7 Tips: Get the Most out of Your next Meeting with a Recruiter

7 Tips: Get the Most out of Your next Meeting with a Recruiter

7 Tips: Get the Most out of Your next Meeting with a Recruiter

When searching for a new role, visiting a recruiter can feel like a welcome respite from the grind. Finally, an insider in the industry who can help you! Whilst this is certainly correct, most visitors to a recruitment agency are missing one important thing: preparation.

Your recruiter sees numerous people every day, and sometimes up to 12 people a week: so be ready to concisely and accurately communicate what you personally are needing in your job hunt. Be ready with a checklist of the burning questions you want to know, and maximise your time with them. Remember: you need to interview them, as much as they interview you!

Here are our top seven points to check off in your next meeting with a recruiter.

Get an honest assessment of your most current CV.

When it comes to your curriculum vitae, it’s really a case of different strokes for different folks. Some industries only want to see a brief one page summary, whilst others want to see your experience in detail.

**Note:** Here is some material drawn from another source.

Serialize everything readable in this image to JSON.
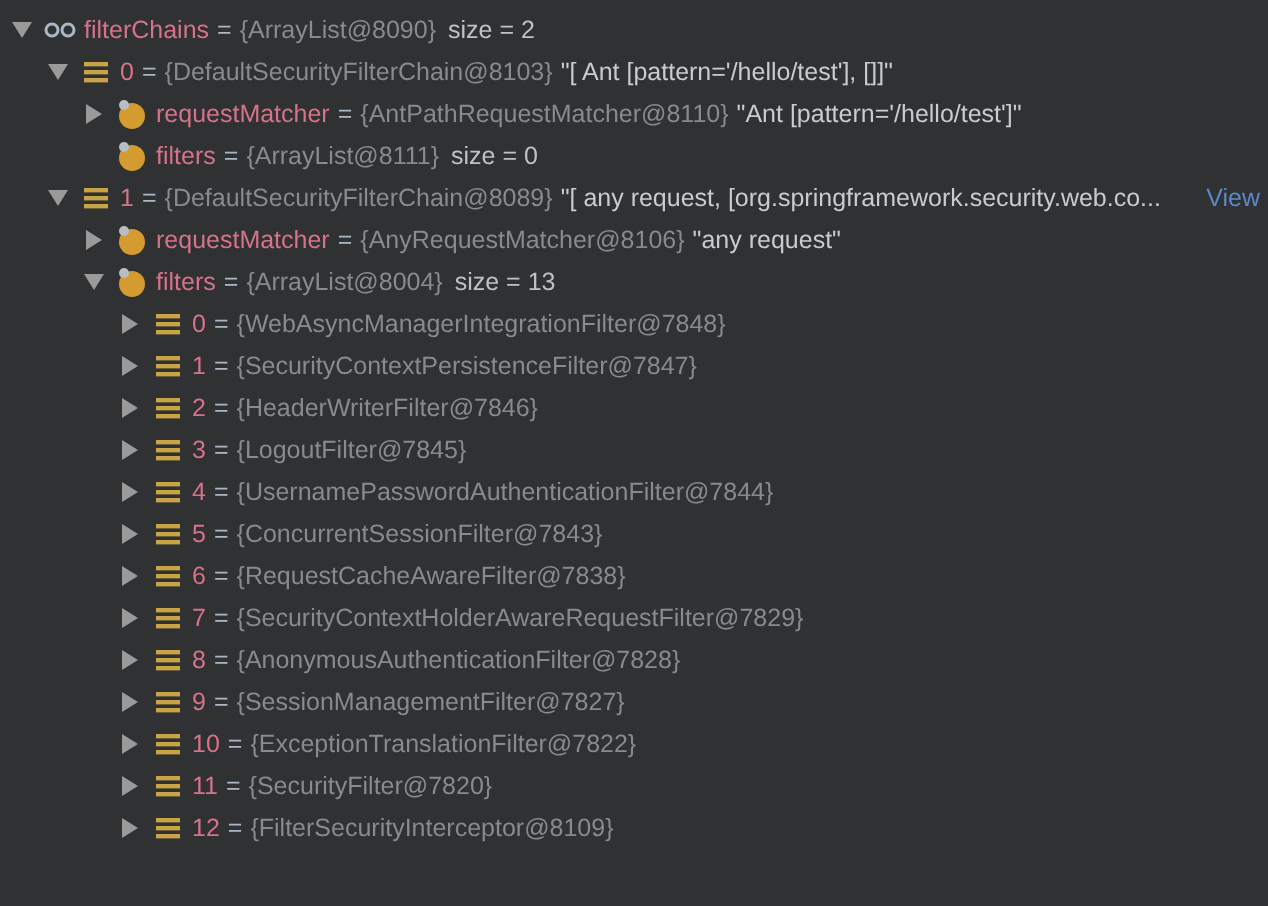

By seeing an industry-specific recruiter, you will be given insights to the latest trends and expectations when it comes to the application process. And don’t be offended if you have some tweaking to do: constructive criticism is crucial to growth!

Find out if they can proactively market you to their trusted contacts.

We’ve all been there: walking on clouds after an amazing meeting with a well-connected recruiter. But as the days and weeks go by without a call, the deflation sets in as you realise they were full of hot air.

In your meeting, find out their strategy: who are their relevant connections? And when can you expect a successful connection? Work towards quantifying a result, and you won’t be left with big promises and little action.

Assess if they can open doors where you can’t.

Getting your foot in the door is step one to finding a role in your chosen industry. Australia is notorious for its ‘closed’ attitude, particularly in the creative industries where internal promotion or personal referrals reign supreme.

Try and ascertain if your chosen recruiter has sufficient reach to get YOUR foot in the door. Who are their contacts? Do they know any of the people who you aspire to work with? Be prepared with a list of names and companies you wish to work with, and see what they say.

Will they be able to offer impartial advice?

It is crucial to find a recruiter who can remain evenhanded and unbiased in their management of your employment opportunities. Young or old, well-experienced or new to the market, your recruiter should treat your job seeking journey with equal importance as all others.

Push for an assessment of the market.

Optimise your time with the recruiter by getting the one thing you need the most: an honest assessment of your desired industry, and the employment market that sits within it. Are there many roles available? What are the major trends moving through the roles available? Should you be waiting a few months before you resign from your current role?

These are all questions that will help to shape your employment journey: job markets can surge forward with new roles, just as quickly as they can shrink back with job cuts. Be careful before leaping in.

Ask for an assessment of your transferable skills.

Whether your current role is highly specific, or placed broadly across several responsibilities, there will always be a solid set of transferable skills to market in your CV. Use your time with the recruiter to pinpoint what these are. They will be the best person to spot the skills that will make you a more employable option.

Get a realistic picture of who you are, and how you place in your industry.

As mentioned above: constructive criticism is crucial to growth! If you feel like you have been knocking on the door of your dream job without an answer for too long, then maybe it’s time to change your approach. A good recruiter will be able to tell your honestly what your chances are, and how to improve them. Be open to change, be open to their suggestions, and most of all: leave your ego at the door!